Labelling and Family Resemblance in the discrimination of polymorphous categories by pigeons
Lea, Stephen E.G.
Ryan, Catriona M. E.
Bryant, Catherine M. L.
Two experiments examined whether pigeons discriminate polymorphous categories on the basis of a single highly predictive feature or overall similarity. In the first experiment, pigeons were trained to discriminate between categories of photographs of complex real objects. Within these pictures, single features had been manipulated to produce a highly salient texture cue. Either the picture or the texture provided a reliable cue for discrimination during training, but in probe tests, the picture and texture cues were put into conflict. Some pigeons showed a significant tendency to discriminate on the basis of the picture cue (overall similarity or family resemblance), whereas others appeared to rely on the manipulated texture cue. The second experiment used artificial polymorphous categories in which one dimension of the stimulus provided a completely reliable cue to category membership, whereas three other dimensions provided cues that were individually unreliable but collectively provided a completely reliable basis for discrimination. Most pigeons came under the control of the reliable cue rather than the unreliable cues. A minority, however, came under the control of single dimensions from the unreliable set. We conclude that cue salience can be more important than cue reliability in determining what features will control behavior when multiple cues are available.

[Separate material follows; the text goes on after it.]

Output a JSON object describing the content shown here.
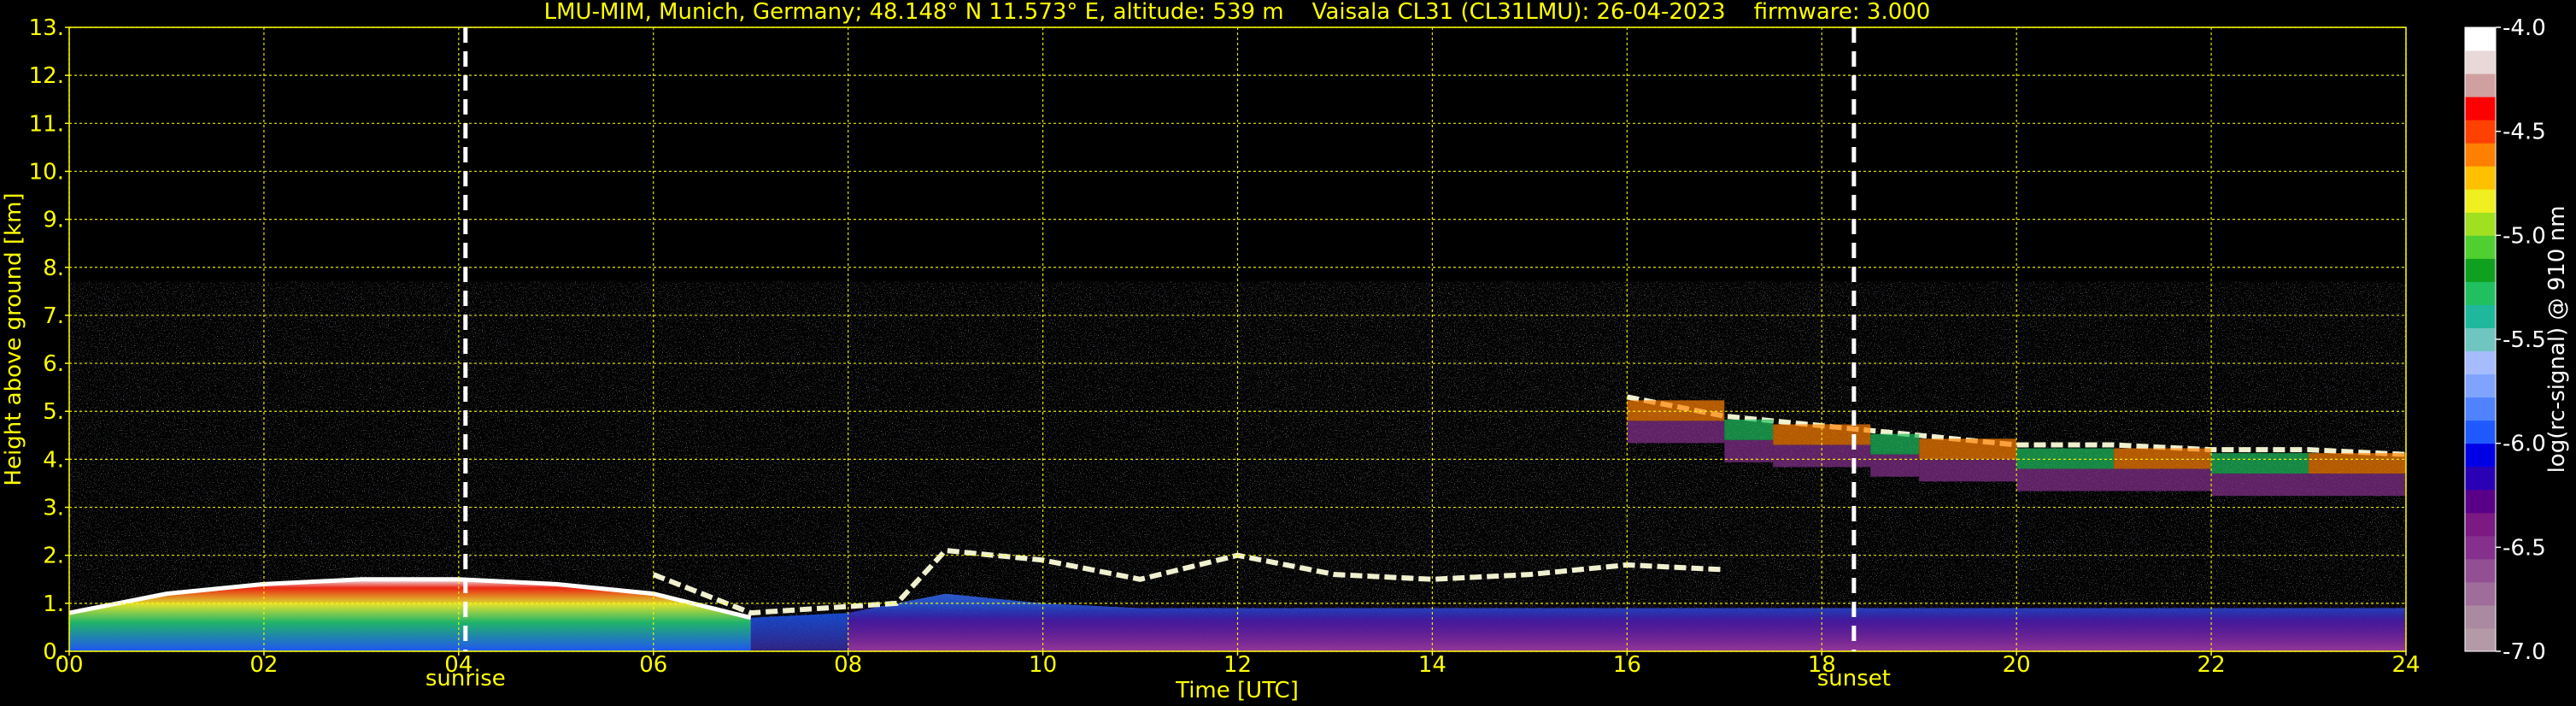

© 2011 Springer Verlag. This is a post print version of the article published in Animal Cognition, 2011, 14 (1), pp 21-34. The final publication is available at link.springer.com
Animal Cognition, 2011, 14 (1), pp 21-34